(2) Man, what an at-bat by Hicks. Going into Friday’s game he ranked sixth in the league in walks (72), fourth in walk rate (15.0%), and third in chase rate (19.3%). Elite plate discipline. That eighth-inning walk was a battle. Hicks took Joe Jimenez’s first two pitches way out of the zone for a 2-0 count, then Jimenez came back with two well-placed fastballs on the outer half. He went back out there with the 2-2 pitch, only a tad more outside …
… and I have no idea how Hicks laid off it. In my head I mentally swung at that pitch. The two previous pitches were in a similar spot and I thought Hicks would have to protect with two strikes. Instead, the took the pitch off the plate to run the count full, then took another ball for the walk. Hicks is so, so good. The home run was his 23th of the season and he’s up to .251/.366/.473 (129 wRC+) on the season. What a player.
(3) Luke Voit struck out in this at-bat. He checked his swing on the 3-2 slider and it looked like he went around when I was watching the game live. Replays showed he did go around. First base umpire Paul Nauert saw it differently, and said Voit checked his swing. Tigers manager Ron Gardenhire came out and gave Nauert the business and got ejected. First game in MLB this season in which both managers were ejected. On his way back to the dugout, the camera caught Gardenhire jokingly asking Voit if he went around. It was pretty funny. Rather than an inning-ending strike three, the inning continued and the bases were loaded. The Yankees got a break.

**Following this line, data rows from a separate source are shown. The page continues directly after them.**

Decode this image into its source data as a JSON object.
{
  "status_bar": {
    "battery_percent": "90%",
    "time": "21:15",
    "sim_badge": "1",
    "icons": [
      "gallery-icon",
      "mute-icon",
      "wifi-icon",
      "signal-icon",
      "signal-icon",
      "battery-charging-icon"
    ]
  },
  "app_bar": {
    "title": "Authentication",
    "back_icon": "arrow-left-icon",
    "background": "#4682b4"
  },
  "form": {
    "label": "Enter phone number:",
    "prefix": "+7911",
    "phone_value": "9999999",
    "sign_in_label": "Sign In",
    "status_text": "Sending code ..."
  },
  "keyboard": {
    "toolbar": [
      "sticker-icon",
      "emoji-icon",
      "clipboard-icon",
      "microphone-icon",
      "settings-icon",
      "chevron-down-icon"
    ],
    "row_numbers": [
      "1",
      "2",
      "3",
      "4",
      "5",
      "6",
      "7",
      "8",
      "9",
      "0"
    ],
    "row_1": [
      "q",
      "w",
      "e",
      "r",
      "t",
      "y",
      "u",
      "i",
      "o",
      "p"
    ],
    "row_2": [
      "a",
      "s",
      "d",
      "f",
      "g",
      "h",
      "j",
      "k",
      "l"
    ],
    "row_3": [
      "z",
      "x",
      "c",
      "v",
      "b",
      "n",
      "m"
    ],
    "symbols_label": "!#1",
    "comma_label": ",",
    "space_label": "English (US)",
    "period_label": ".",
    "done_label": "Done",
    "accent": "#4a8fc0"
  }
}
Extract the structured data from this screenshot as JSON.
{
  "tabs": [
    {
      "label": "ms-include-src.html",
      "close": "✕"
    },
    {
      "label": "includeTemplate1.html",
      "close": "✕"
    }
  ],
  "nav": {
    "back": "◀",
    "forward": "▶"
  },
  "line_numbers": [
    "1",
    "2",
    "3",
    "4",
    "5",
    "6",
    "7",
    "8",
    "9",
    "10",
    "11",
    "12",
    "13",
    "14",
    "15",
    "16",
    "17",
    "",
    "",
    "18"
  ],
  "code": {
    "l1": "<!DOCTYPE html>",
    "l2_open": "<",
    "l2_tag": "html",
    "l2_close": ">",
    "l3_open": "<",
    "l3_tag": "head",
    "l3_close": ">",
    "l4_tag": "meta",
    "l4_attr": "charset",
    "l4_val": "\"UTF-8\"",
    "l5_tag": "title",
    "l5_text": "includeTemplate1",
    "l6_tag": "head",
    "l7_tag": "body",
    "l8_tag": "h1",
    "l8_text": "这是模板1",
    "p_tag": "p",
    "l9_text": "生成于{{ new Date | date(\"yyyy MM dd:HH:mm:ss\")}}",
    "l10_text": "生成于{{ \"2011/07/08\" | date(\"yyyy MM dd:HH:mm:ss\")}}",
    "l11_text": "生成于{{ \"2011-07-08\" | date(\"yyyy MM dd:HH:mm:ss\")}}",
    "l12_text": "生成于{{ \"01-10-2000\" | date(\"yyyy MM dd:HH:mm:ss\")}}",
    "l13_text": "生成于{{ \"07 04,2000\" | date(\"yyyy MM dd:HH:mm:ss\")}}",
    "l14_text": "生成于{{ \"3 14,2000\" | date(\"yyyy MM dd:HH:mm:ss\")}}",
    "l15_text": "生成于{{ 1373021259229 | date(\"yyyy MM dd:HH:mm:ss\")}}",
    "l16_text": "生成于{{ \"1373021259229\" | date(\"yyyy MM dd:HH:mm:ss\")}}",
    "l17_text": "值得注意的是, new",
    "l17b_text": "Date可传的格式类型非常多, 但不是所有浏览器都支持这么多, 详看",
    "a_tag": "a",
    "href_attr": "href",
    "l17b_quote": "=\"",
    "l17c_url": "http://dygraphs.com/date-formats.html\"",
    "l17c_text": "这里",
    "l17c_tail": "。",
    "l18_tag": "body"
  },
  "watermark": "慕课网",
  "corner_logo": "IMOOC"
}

(4) Remember when Gleyber Torres was slumping a few weeks ago? That stunk. The slump is over though and has been for a while. Torres went into Friday’s game 19-for-46 (.413) with three homers in his last 13 games. He was 4-for-10 with the bases loaded in his young big league career prior to that at-bat. He is now 5-for-11. Torres dunked a two-run go-ahead single in front of Mikie Mahtook in left field. Mahtook missed the ball on the dive and it bounced up and hit him right in the noggin, which kept the ball close by. Had it not hit him in the head, it might’ve rolled to the wall and gone for an inside-the-park grand slam. For real.
(5) This was scored an infield single and whatever man. I don’t care. Whatever it was, it got an insurance run in. Austin Romine hit a ground ball to shortstop Ronny Rodriguez, who kicked it around a bit, and everyone was safe. Voit scored to stretch the lead to 7-5. Given the state of the bullpen, the insurance run was appreciated. Especially since David Robertson allowed a leadoff single in the ninth and put runners on the corners with one out. Robertson struck out Nick Castellanos and Victor Reyes to end the game. He let out a nice little fist pump too. The Tigers stink, but this had that big game feel.
Seven hits for the Yankees, including two each by Gardner (homer, double) and Torres (two singles). Hicks (homer, walk) also reached base multiple times. Andujar had his homer and Romine had his infield single, and Stanton, Voit, and Neil Walker worked walks. Walker’s was intentional. Three homers and 2-for-5 with runners in scoring position? The best of both worlds.
And finally, there were 41,026 fans in attendance Friday night, which is notable because it pushes the Yankees over the three million attendance mark for the 20th consecutive season. That is the longest such streak in baseball history. Pretty cool. Still eleven home games remaining too.
Andrew McCutchen’s Yankees debut! And Gary Sanchez’s return! Gonna be a fun day. Masahiro Tanaka and Daniel Norris are the scheduled starters for Saturday’s game, which is a 4pm ET start. Norris will becoming off the disabled list to make that start. He’s been out since April with groin surgery.